This edition boasts a rangier
81-film lineup and splashier special events. Not to mention visiting artists with better credentials than the dude last year who played Attila the Hun in Night at the Museum (and didn't show up).
Festival president Eric Odum doesn't run from the past but doesn't plan to run into it again.
Odum, first-year executive director John Rosser and their staffs have worked hard for respect: a year of scouring U.S. and Canadian film festivals, screening entries and whittling more than 300 films to a better-focused lineup. Improved marketing has more filmmakers and distributors visiting Tampa than last year.
"We want them to see the treasures of our city, the Tampa Theatre and the Channelside district," Odum said. "If we grow and bring the resources of film to this festival, we can attract film production and have people thinking differently about this city when it comes to film."
The festival's emphasis on building attendance with Florida-connected filmmaking is evident.
Friday night's centerpiece, The Good Fight (8 p.m., Channelside Cinemas), is a documentary of Florida State University football coach Bobby Bowden battling through a tough season. "But I guarantee we'll win some fans."
Then there's The Flock (7 p.m. Saturday), which stars Richard Gere as a police profiler chasing a killer. The movie was produced in New Mexico by Bauer-Martinez Studios, an international distributor with offices in Largo.

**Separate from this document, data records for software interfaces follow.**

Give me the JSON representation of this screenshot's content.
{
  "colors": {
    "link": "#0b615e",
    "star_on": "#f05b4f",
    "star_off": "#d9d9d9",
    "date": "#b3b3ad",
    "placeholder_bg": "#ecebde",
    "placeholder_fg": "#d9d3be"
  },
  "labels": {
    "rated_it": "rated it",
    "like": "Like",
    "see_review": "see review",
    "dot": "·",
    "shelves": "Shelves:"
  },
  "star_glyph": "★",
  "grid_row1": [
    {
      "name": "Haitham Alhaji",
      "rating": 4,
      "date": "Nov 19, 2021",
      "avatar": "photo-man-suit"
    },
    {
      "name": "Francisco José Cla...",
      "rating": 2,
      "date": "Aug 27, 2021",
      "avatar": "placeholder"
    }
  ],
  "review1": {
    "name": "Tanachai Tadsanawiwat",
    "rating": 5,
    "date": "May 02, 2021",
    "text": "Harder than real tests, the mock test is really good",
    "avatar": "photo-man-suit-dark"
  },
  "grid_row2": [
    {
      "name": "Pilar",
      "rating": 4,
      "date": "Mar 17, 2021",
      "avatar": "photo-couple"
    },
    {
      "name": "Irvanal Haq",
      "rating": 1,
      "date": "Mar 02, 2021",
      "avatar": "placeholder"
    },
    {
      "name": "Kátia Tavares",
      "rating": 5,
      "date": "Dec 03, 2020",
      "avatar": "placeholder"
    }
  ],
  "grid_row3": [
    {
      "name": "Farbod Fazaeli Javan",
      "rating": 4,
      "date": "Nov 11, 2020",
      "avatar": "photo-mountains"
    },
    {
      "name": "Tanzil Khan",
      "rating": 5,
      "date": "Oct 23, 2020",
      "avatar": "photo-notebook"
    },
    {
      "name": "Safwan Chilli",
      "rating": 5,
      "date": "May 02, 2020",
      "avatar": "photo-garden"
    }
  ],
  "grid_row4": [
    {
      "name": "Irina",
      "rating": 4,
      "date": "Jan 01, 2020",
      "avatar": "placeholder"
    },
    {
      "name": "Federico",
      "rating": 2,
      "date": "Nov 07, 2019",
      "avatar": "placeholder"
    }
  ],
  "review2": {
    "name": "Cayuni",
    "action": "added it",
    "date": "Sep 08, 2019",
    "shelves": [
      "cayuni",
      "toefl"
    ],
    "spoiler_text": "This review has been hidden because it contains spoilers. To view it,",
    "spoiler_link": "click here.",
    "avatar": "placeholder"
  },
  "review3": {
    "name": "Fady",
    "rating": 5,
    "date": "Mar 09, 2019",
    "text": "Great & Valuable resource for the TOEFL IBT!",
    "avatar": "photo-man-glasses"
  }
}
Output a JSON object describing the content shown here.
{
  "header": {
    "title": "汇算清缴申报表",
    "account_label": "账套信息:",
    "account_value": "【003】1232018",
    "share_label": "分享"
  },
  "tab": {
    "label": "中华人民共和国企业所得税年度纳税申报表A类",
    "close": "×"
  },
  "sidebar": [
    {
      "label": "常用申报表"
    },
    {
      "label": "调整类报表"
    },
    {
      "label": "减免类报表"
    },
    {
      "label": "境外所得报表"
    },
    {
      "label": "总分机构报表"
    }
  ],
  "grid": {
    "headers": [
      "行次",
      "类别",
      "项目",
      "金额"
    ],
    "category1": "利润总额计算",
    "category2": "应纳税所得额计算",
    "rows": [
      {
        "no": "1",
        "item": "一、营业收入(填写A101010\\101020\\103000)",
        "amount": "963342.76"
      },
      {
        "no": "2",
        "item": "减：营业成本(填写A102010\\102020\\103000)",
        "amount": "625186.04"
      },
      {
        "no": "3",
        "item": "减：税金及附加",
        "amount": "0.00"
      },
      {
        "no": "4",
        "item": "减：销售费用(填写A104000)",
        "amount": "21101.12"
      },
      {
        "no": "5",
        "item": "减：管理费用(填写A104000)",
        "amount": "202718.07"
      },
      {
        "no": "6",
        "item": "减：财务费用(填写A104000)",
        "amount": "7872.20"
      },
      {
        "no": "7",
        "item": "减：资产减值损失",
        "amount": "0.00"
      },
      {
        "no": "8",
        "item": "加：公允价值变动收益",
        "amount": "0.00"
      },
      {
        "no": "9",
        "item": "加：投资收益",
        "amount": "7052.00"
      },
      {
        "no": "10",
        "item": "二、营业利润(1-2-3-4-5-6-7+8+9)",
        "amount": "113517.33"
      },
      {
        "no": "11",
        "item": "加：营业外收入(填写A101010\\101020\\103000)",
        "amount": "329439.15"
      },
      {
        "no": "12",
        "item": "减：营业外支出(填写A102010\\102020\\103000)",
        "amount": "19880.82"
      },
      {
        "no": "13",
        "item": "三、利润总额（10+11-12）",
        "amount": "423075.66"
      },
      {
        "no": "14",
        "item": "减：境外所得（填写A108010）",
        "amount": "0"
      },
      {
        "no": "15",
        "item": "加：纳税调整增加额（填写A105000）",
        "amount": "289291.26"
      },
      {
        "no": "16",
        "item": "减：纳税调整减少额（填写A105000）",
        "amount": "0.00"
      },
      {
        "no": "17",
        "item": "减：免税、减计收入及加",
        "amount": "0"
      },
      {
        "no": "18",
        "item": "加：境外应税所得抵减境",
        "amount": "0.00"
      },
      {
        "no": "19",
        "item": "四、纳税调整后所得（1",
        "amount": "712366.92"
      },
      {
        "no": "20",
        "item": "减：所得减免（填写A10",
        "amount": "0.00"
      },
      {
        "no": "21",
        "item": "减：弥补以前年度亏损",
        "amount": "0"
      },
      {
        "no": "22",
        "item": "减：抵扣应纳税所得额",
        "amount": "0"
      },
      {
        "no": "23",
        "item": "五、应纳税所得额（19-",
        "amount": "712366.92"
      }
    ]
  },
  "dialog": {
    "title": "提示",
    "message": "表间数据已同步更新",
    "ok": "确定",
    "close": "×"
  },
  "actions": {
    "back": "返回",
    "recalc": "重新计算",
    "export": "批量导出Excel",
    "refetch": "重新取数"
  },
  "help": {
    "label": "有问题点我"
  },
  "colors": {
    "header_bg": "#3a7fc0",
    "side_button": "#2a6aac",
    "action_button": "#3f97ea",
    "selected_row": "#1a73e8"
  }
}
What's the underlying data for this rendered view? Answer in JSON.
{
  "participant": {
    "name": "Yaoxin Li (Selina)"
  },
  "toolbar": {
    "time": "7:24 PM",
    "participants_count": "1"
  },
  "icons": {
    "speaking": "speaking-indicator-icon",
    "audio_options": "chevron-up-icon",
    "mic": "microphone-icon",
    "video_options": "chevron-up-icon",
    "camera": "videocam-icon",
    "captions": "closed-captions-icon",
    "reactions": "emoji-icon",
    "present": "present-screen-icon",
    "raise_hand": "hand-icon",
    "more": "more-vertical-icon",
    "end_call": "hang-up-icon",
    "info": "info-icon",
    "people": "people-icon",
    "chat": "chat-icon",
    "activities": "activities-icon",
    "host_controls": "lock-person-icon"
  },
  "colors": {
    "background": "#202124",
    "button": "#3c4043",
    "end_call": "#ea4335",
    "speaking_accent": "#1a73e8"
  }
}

Not for the squeamish is a 45th anniversary screening of Blood Feast (9 p.m. Saturday), the first splatter film, directed by Herschell Gordon Lewis. Lewis and producer David Friedman will present this groundbreaking horror film.
Full disclosure: Booking Blood Feast was my idea, at the request of festival organizers. I'll be conducting a Q&A session with Lewis and Friedman after the show. (See Friday's Floridian for an interview with Lewis.)
The festival also features a Latin Panorama sidebar, eight films including the 1966 Cuban milestone Death of a Bureaucrat (5 p.m. Saturday). That Gabriela Doesn't Die (Friday, 9:50 p.m., Friday)
Los Angeles' American Film Institute provides six American independent films, including the Florida premiere of Daydreamer (noon Sunday). AFI adds a trio of sexy/terrifying films including the east coast premiere of 100 Tears.
Florida Aquarium hosts three Saturday screenings (11:30 a.m., 1:30 and 3:30 p.m.) of Requiem, a documentary about the world's most dangerous sharks.
Short film collections celebrate Women's History Month (5:30 p.m. Saturday) and local student works (12:30 p.m. Sunday).
Many screenings will be accompanied by their directors, producers or actors who will answer questions. The biggest star will likely be at Sunday's closing gala at Florida Aquarium when the festival presents its rising star award to Tampa native and Hairspray co-star Brittany Snow. (See Friday's Floridian for an interview with Snow.)
Nobody will confuse her with Attila the Hun.
Steve Persall can be reached at firstname.lastname@example.org or (727) 893-8365.